Federal and state court papers assert that Ms. Lieberman and Ms. Reingold went into business in 1990 under the name Stork International, ostensibly to provide information and referrals only. But after state officials received repeated complaints that they were running an unlicensed adoption agency, the two formed a second company, Adoption Choice, in 1992, and then a third, International Adoption Consultants, in 1996.
The companies were never licensed as adoption agencies, yet prosecutors say they continued to place place children with adoptive parents.
Ms. Lieberman and Ms. Reingold have assisted in more than 500 international adoptions since 1990, according to a 66-page affidavit released by the U.S. attorney's office. Not all of the children adopted through the agencies were smuggled, however.
Before contacting Mr. Reyes and focusing on Mexican children, the two women brokered adoptions of children from Guatemala, Paraguay and other countries, in accordance with Immigration and Naturalization Service rules, the federal court papers say.
Only the placements of the 17 babies smuggled from Mexico are under federal scrutiny.
In those cases, according to the federal affidavit, the three charged would-be parents as much as $22,000, plus thousands more in consulting fees, travel and translation expenses.

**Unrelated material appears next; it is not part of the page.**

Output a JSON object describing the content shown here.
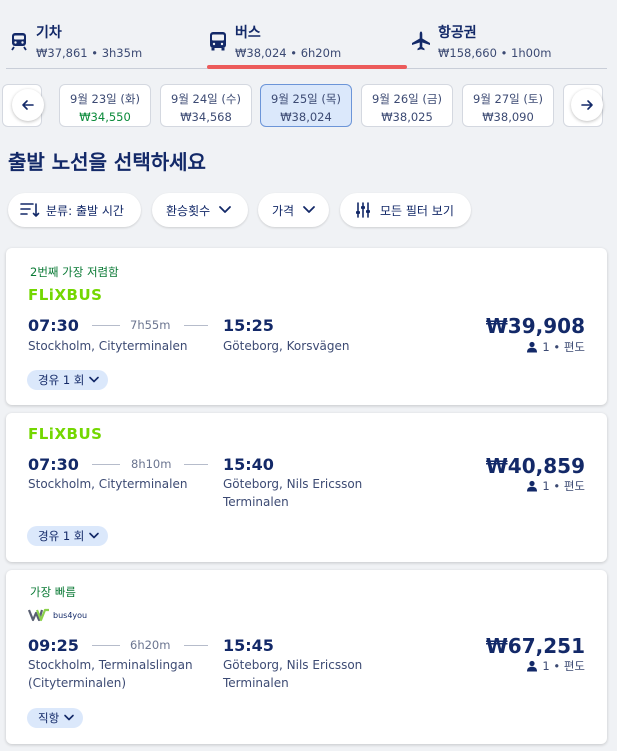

One parent told investigators that he had asked for a reduction in the fee, but was told by one of the women that Mr. Reyes had responded: "I am not Monty Hall and this is not Let's Make a Deal. "
The federal affidavit paints the two Long Island women in no less callous terms. Another parent attempting to adopt a baby recounted how the girl had arrived in New York gravely ill, the apparent victim of sexual abuse: "Her eyes did not focus, she smelled terribly, her stomach was markedly distended and she appeared to have no neck," she said, according to the affidavit.
The distraught adoptive parent called Ms. Reingold, "who said that there was nothing wrong with the girl: All she needed was a little love and good food," the affidavit said.
Several of the adoptive parents, who the authorities say were duped by the three defendants, said they had been emotionally devastated by the experience. Rosalie Liberto, who adopted a daughter, Gabriel, in July 1997, said she did not learn that her daughter, now 51/2, had entered the country illegally until nearly a year later. "We about died," she said.
"We were petrified that the government would take her away from us," she said.